The focus on asset-backed and risk-sharing financing also has the potential to improve access to finance by small- and medium-sized enterprises, and to support inclusive growth- by having more money for lending to stable businesses.. It is well-suited to financing large-scale infrastructure projects, whereby—similar to public-private partnerships—investors finance the construction of roads, bridges, and similar projects, and receive the returns on these investments. Finally, Islamic financial services also promise to improve financial inclusion for the large number of Muslims that are discouraged from using banks for religious reasons.
Many secular countries such as the United Kingdom (UK), France, and Singapore are promoting Islamic finance to improve financial inclusion of their domestic population and also to attract funds and investments from other countries. UK alone has more than 25 Islamic financial institutions including five full-fledged Islamic banks. In June 2014, it became the first non-Muslim country to issue a sovereign sukuk (Islamic bond). Other countries which followed suit were South Africa and Thailand. The latter already has a state-run Islamic Bank since 2002. At present, more than 75 countries offer Islamic banking products and the global market for these assets is around $2 trillion.

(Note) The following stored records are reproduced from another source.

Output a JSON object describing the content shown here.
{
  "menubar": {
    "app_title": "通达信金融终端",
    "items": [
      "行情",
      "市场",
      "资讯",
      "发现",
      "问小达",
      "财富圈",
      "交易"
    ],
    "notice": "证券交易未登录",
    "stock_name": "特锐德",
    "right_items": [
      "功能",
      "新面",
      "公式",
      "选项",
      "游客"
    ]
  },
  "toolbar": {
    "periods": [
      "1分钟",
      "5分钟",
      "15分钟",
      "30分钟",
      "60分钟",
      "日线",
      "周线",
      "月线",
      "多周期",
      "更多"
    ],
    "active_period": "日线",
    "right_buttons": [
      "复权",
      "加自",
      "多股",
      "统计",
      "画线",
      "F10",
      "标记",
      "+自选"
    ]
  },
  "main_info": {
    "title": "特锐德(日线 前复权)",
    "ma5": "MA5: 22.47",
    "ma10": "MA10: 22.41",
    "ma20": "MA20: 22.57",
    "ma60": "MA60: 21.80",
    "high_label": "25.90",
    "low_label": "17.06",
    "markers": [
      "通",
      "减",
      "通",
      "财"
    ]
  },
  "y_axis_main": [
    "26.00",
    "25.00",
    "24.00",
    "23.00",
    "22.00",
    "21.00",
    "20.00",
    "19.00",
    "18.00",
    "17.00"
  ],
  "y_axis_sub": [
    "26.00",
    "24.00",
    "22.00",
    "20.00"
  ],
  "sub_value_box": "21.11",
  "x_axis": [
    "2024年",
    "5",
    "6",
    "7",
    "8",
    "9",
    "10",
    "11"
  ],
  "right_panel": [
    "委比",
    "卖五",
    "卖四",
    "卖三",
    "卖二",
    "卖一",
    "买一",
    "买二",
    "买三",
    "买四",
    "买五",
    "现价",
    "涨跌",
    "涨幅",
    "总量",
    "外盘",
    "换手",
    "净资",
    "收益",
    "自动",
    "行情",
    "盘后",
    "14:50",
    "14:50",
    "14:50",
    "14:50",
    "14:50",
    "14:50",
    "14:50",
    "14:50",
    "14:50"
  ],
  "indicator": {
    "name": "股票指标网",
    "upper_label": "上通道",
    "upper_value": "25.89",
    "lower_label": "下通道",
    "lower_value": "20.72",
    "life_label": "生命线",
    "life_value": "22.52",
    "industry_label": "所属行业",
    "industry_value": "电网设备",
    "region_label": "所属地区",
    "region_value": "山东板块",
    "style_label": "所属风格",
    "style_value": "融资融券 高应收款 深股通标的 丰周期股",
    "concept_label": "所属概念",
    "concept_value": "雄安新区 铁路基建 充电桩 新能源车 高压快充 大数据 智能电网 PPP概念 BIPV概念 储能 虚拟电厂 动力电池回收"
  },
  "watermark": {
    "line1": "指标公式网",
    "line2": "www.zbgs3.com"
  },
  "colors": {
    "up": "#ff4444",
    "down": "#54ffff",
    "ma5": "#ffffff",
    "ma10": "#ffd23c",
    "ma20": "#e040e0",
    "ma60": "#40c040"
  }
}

However, India recently saw the deferment of the launch of State Bank of India’s Shariah Equity Fund in December 2014.